  6. Call 911 – In serious cases, calling 911 may be a necessary last resort, especially if your loved one has become violent and one of you is hurt. Also, if your loved one is acting violent because they feel threatened, seeing a person in uniform may help them feel safe as well as mitigate the scene.

In regards to all symptoms of dementia, it helps to remember that your loved one is acting a certain way because of their disease. They are struggling to live in a world that ceases to make much sense to them, and aggression might be their instinctual way to defend themselves. Don’t take what your loved one says or does during an episode of dementia-driven aggression personally. Remind yourself that it is not your loved one acting this way, but the dementia instead.

It also helps to remember that you are not alone. Other spouses are experiencing similar struggles and learning to cope with aggressive loved ones as well. Joining a support group for caregivers of loved ones with dementia can help you deal with the challenges you face.

Support When You Need It the Most

If you ever feel as if you don’t know where to turn as you care for your spouse, the experts at Bridgepointe at Ashgrove Woods are here to offer guidance and support. “Our memory care team has years of experience dealing with difficult symptoms and behaviors in dementia patients,” says West. “We can help you learn new techniques for calming your loved one and preventing aggressive triggers. Or, if you just need a friendly ear, we’re glad to support you in your role as a caregiver and can even suggest further resources that might be helpful for you.”

Contact Bridgepointe at Ashgrove Woods today to learn more about dementia care and dealing with challenging behaviors.

Live Life to the Fullest at Bridgepointe at Ashgrove Woods

Bridgepointe at Ashgrove Woods is a Christian Care Community offering assisted senior care, memory care and adult day services. Located in Brannon Crossing, one of central Kentucky’s most desirable areas, Bridgepointe was designed to help families grow closer as they grow older.

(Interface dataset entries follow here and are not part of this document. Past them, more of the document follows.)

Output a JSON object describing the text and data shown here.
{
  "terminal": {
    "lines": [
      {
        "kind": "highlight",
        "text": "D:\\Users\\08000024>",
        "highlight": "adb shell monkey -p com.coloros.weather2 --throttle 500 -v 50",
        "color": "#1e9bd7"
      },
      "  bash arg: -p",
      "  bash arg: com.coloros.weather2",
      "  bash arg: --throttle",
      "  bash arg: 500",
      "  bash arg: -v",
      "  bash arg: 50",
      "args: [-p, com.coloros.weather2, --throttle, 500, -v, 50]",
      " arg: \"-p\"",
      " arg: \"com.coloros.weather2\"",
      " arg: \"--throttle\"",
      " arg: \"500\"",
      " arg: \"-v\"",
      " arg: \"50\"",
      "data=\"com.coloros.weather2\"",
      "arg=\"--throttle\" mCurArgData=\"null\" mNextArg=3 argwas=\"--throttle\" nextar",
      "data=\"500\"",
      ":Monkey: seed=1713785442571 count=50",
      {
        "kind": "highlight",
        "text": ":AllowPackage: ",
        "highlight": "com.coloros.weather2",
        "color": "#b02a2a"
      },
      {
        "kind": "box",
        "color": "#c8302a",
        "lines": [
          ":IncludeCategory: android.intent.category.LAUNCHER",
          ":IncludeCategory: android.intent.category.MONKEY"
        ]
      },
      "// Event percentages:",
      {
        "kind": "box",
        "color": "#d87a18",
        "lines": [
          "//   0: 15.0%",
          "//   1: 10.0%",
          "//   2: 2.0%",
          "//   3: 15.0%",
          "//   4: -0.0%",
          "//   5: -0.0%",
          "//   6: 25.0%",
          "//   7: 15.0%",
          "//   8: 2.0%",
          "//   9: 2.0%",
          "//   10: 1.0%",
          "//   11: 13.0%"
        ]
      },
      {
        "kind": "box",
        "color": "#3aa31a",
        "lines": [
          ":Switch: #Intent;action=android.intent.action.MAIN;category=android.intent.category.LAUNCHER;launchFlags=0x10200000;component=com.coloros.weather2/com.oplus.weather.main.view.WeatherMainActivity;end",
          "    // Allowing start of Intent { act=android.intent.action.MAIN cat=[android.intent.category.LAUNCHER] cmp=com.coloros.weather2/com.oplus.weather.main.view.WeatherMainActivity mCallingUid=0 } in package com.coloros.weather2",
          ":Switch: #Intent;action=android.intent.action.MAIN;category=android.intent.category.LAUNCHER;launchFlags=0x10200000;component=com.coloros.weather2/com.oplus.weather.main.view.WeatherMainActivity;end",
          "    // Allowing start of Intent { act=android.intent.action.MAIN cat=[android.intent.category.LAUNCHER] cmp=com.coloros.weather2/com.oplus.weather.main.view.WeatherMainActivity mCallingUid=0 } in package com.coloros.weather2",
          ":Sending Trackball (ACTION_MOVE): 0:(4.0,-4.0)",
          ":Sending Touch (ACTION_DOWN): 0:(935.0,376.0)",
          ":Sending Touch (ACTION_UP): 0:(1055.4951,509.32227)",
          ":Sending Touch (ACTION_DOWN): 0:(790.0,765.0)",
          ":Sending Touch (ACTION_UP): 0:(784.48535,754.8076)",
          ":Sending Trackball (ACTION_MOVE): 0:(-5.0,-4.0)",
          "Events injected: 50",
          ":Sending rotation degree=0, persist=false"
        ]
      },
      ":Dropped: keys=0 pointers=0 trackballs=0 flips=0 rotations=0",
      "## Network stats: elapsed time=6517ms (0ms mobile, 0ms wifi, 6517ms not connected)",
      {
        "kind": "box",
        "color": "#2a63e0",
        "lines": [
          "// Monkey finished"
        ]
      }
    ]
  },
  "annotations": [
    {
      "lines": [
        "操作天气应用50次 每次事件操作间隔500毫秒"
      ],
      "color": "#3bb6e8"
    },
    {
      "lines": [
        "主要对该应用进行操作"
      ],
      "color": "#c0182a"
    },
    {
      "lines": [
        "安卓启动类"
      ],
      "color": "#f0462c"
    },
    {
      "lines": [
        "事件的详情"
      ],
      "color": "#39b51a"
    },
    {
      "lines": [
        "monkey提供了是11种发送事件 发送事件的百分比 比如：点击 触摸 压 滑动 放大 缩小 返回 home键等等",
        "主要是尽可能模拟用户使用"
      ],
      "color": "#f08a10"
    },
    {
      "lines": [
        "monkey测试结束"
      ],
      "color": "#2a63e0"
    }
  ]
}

At Bridgepointe, residents enjoy the privacy and dignity of living in their own apartment as well as the peace of mind that comes from the support and assistance of a special team of caregivers. In short, we help our residents live life to its fullest.

Our community is designed to promote activity, interaction, socialization and enjoyment. We offer a variety of engaging activities daily, from yoga and tai chi to gardening and arts and crafts. At Bridgepointe, there’s never a dull moment and always something to do! 

Discover a rich and fulfilling lifestyle combined with personalized care and support delivered by a team of experienced professionals … all within a secure, elegantly appointed community.

We invite you to visit today and discover how Bridgepointe at Ashgrove Woods can change your life for the better

To learn more, contact us today!